There you have it – 20 Tower of Terror trivia bits. Here’s to another 20+ years! I can’t wait to ride when I’m 50!

Comments

  1. This is a VERY interesting website and I thoroughly enjoy it. Mad props to you!!!!!!!!!!!!!!!!!!! I would like to express my gratitidue by inputting an idea for an addition to the site- a page for the ghosts because even Disney went out for the details of the Tower (Florida) ESPECIALLY the stories around the lobby. I can give you more information, but there are scattered “stories” of the guests before they vanished that night. One of them is a table with a champange setting. I believe this is where the elegant couple in the elevator were there last few moments before entering the elevator. There is a purse, two gloves with an engagement ring, and a lipstick stained napkin and glass. There are so many mysteries as to what these people were doing the night they all disappeared!!!!!!!!!!!!!!!! And I simply love what you do with this site. Thank you for your time!

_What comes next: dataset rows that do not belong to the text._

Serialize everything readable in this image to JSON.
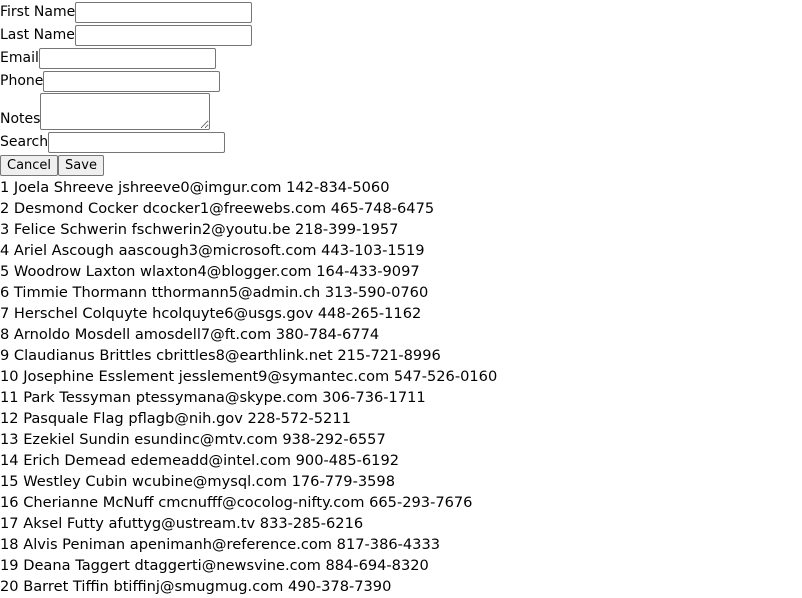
{
  "form": {
    "first_name_label": "First Name",
    "first_name_value": "",
    "last_name_label": "Last Name",
    "last_name_value": "",
    "email_label": "Email",
    "email_value": "",
    "phone_label": "Phone",
    "phone_value": "",
    "notes_label": "Notes",
    "notes_value": "",
    "search_label": "Search",
    "search_value": "",
    "cancel_label": "Cancel",
    "save_label": "Save"
  },
  "contacts": [
    "1 Joela Shreeve jshreeve0@imgur.com 142-834-5060",
    "2 Desmond Cocker dcocker1@freewebs.com 465-748-6475",
    "3 Felice Schwerin fschwerin2@youtu.be 218-399-1957",
    "4 Ariel Ascough aascough3@microsoft.com 443-103-1519",
    "5 Woodrow Laxton wlaxton4@blogger.com 164-433-9097",
    "6 Timmie Thormann tthormann5@admin.ch 313-590-0760",
    "7 Herschel Colquyte hcolquyte6@usgs.gov 448-265-1162",
    "8 Arnoldo Mosdell amosdell7@ft.com 380-784-6774",
    "9 Claudianus Brittles cbrittles8@earthlink.net 215-721-8996",
    "10 Josephine Esslement jesslement9@symantec.com 547-526-0160",
    "11 Park Tessyman ptessymana@skype.com 306-736-1711",
    "12 Pasquale Flag pflagb@nih.gov 228-572-5211",
    "13 Ezekiel Sundin esundinc@mtv.com 938-292-6557",
    "14 Erich Demead edemeadd@intel.com 900-485-6192",
    "15 Westley Cubin wcubine@mysql.com 176-779-3598",
    "16 Cherianne McNuff cmcnufff@cocolog-nifty.com 665-293-7676",
    "17 Aksel Futty afuttyg@ustream.tv 833-285-6216",
    "18 Alvis Peniman apenimanh@reference.com 817-386-4333",
    "19 Deana Taggert dtaggerti@newsvine.com 884-694-8320",
    "20 Barret Tiffin btiffinj@smugmug.com 490-378-7390"
  ]
}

  2. Christy says:

    Along with Ethan’s thought, there is a real-life something that haunts the Florida Tower. Bell hops used to take a piece from a mahjong table in the lobby when their tenure as bellhop was done. Each time the ride would go down for several hours. Delta load is often plagued by mechanical problems late at night, only during cast member ride-through.